Yes, I know we haven’t had Halloween yet, but even so, I love my Christmas books, and this one by Sue Moorcroft is brilliant so I wanted to share my thoughts with you, before the glittering Hardback comes out next week
A Christmas Gift
Author: Sue Moorcroft
Publisher: Avon Books
Page count: 384pp
Release date: 4th Oct 18 (ebook) 1st Nov 18. Hardback
Reviewer: Theresa Derwin
Georgine France has just taken on a new role at Acting Instrumental, in Middledip, a town readers of Moorcroft’s work will have come across before. Georgine is busy trying to dodge debt collectors- though it’s not her debt, it’s her ex Aidan’s – though this seems to make no difference to the men currently banging on her door. Amidst all this she’s incredibly busy as it’s just six weeks until the opening night of “A Very Kerry Christmas, Uncle Jones, this year’s Christmas show by the top year students.”
On her arrival at the school she runs into Oggie (Norman Ogden) her good natured boss, who asks her to his office. It appears she has to “babysit” new employee Joe Blackthorn as he is still awaiting his DBS (a certificate needed to allow teachers to work with). He’s not exactly Mr Chatty and seems quiet with her, yet gets involved in conversation with dance tutor Madie, then Fern, who helps him use to apply for his DBS. Despite herself, Georgine is rather put out. Yet somehow she’s also starting to quite like him. Thing is, he’s a bit familiar – and yes, there’s a reason for that.
As with all Moorcroft’s book, her B story tends to examine a relevant social issue – one that is current and important.
In this one, we have Georgine struggling financially and with anxiety, as her ex Aidan who got her in trouble won’t get involved with dealing with the debt collectors. It’s made worse by the fact her sister Blair throws away money like empty chocolate wrappers. At the same time, Joe is trying to get away from his past and two alcoholic parents and a youth spent living in a tough estate.
Despite showing these harsh realities, Moorcroft also portrays the unexpected kindness that people can show, and how good a lot of people really can be. The Angel Comminity Cafe from a previous book is also blooming and it feels so warm, cosy and Christmassy you can almost smell chocolate, gingerbread and other culinary delights.
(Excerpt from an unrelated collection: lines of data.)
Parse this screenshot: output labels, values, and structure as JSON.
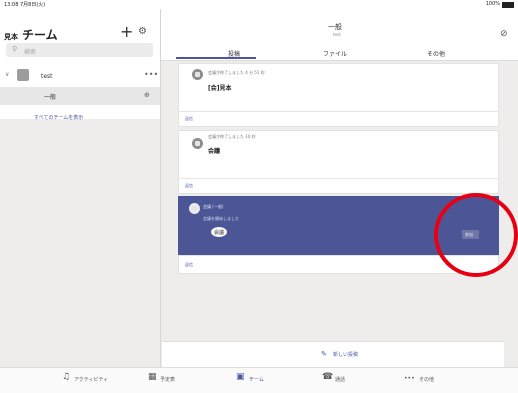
{
  "status": {
    "time": "13:08  7月8日(火)",
    "battery": "100%"
  },
  "sidebar": {
    "header_sub": "見本",
    "header_title": "チーム",
    "plus_glyph": "+",
    "search_placeholder": "検索",
    "team": {
      "name": "test",
      "more": "•••"
    },
    "channel": {
      "name": "一般"
    },
    "show_all": "すべてのチームを表示"
  },
  "channel_header": {
    "title": "一般",
    "subtitle": "test"
  },
  "tabs": [
    {
      "label": "投稿"
    },
    {
      "label": "ファイル"
    },
    {
      "label": "その他"
    }
  ],
  "posts": [
    {
      "meta": "会議が終了しました 4 分 51 秒",
      "title": "[会]見本",
      "reply": "返信"
    },
    {
      "meta": "会議が終了しました 10 秒",
      "title": "会議",
      "reply": "返信"
    },
    {
      "meta": "会議 (一般)",
      "subtitle": "会議を開始しました",
      "chip": "会議",
      "join": "参加",
      "reply": "返信"
    }
  ],
  "compose": {
    "label": "新しい投稿"
  },
  "bottom_nav": [
    {
      "label": "アクティビティ",
      "icon": "bell-icon"
    },
    {
      "label": "予定表",
      "icon": "calendar-icon"
    },
    {
      "label": "チーム",
      "icon": "teams-icon"
    },
    {
      "label": "通話",
      "icon": "phone-icon"
    },
    {
      "label": "その他",
      "icon": "more-icon"
    }
  ],
  "colors": {
    "accent": "#4a57a5",
    "highlight": "#4c5696",
    "annotation": "#e60012"
  }
}
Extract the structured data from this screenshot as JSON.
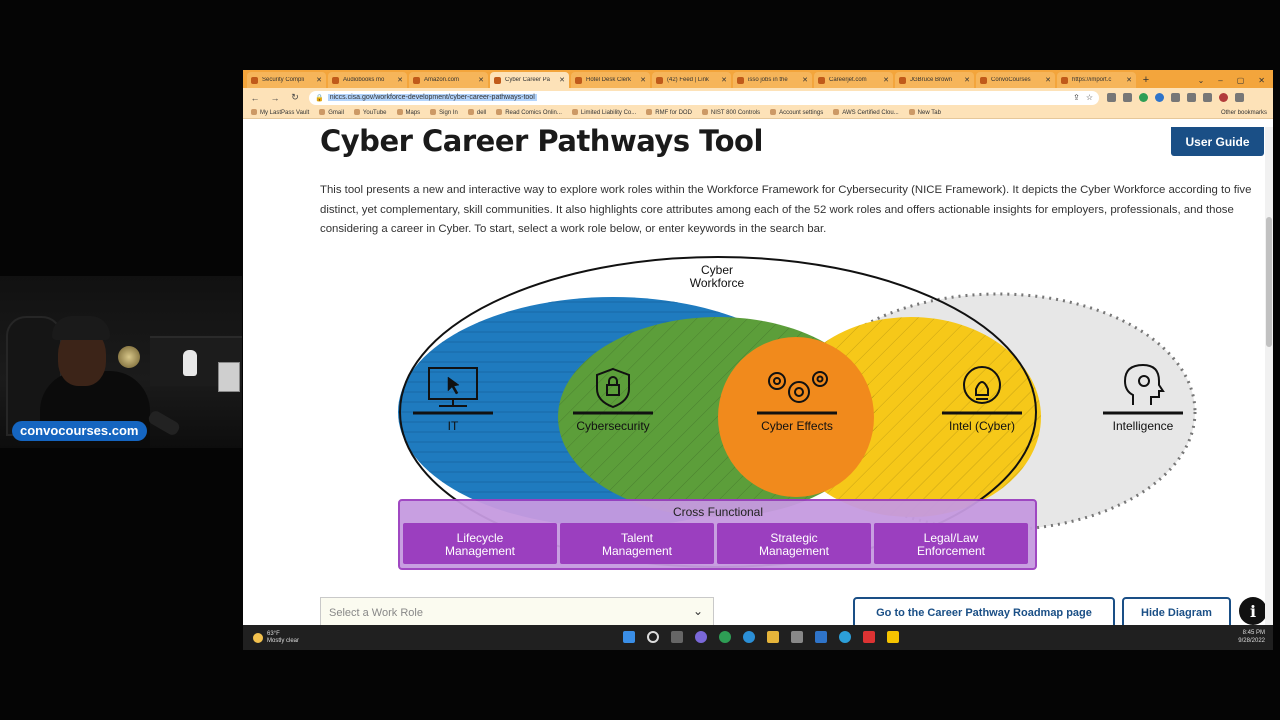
{
  "overlay": {
    "brand": "convocourses.com"
  },
  "browser": {
    "tabs": [
      {
        "label": "Security Compli",
        "active": false
      },
      {
        "label": "Audiobooks mo",
        "active": false
      },
      {
        "label": "Amazon.com",
        "active": false
      },
      {
        "label": "Cyber Career Pa",
        "active": true
      },
      {
        "label": "Hotel Desk Clerk",
        "active": false
      },
      {
        "label": "(42) Feed | Link",
        "active": false
      },
      {
        "label": "isso jobs in the",
        "active": false
      },
      {
        "label": "Careerjet.com",
        "active": false
      },
      {
        "label": "JGBruce Brown",
        "active": false
      },
      {
        "label": "ConvoCourses",
        "active": false
      },
      {
        "label": "https://import.c",
        "active": false
      }
    ],
    "new_tab": "+",
    "window_controls": [
      "⌄",
      "–",
      "▢",
      "✕"
    ],
    "url": "niccs.cisa.gov/workforce-development/cyber-career-pathways-tool",
    "bookmarks": [
      "My LastPass Vault",
      "Gmail",
      "YouTube",
      "Maps",
      "Sign In",
      "dell",
      "Read Comics Onlin...",
      "Limited Liability Co...",
      "RMF for DOD",
      "NIST 800 Controls",
      "Account settings",
      "AWS Certified Clou...",
      "New Tab"
    ],
    "other_bookmarks": "Other bookmarks"
  },
  "page": {
    "title": "Cyber Career Pathways Tool",
    "user_guide": "User Guide",
    "description": "This tool presents a new and interactive way to explore work roles within the Workforce Framework for Cybersecurity (NICE Framework). It depicts the Cyber Workforce according to five distinct, yet complementary, skill communities. It also highlights core attributes among each of the 52 work roles and offers actionable insights for employers, professionals, and those considering a career in Cyber. To start, select a work role below, or enter keywords in the search bar.",
    "venn": {
      "outer_label_1": "Cyber",
      "outer_label_2": "Workforce",
      "communities": [
        "IT",
        "Cybersecurity",
        "Cyber Effects",
        "Intel (Cyber)",
        "Intelligence"
      ],
      "cross_functional": "Cross Functional",
      "cross_items": [
        [
          "Lifecycle",
          "Management"
        ],
        [
          "Talent",
          "Management"
        ],
        [
          "Strategic",
          "Management"
        ],
        [
          "Legal/Law",
          "Enforcement"
        ]
      ],
      "colors": {
        "it": "#1f7bbf",
        "cyber": "#5c9e3a",
        "effects": "#f18a1c",
        "intel": "#f6c819",
        "intelligence": "#e6e6e6",
        "cross": "#9b3fbf"
      }
    },
    "select_placeholder": "Select a Work Role",
    "roadmap_button": "Go to the Career Pathway Roadmap page",
    "hide_button": "Hide Diagram",
    "info_button": "i"
  },
  "taskbar": {
    "weather_temp": "63°F",
    "weather_desc": "Mostly clear",
    "time": "8:45 PM",
    "date": "9/28/2022"
  }
}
As for the book itself, this is pure Christmas delight, filled with humour, emotional characters, revelations and yes a HEA for those who regularly read romance.
I’m also pretty sure we might meet a Grandma Patty next year in USA. And other characters in Middledip.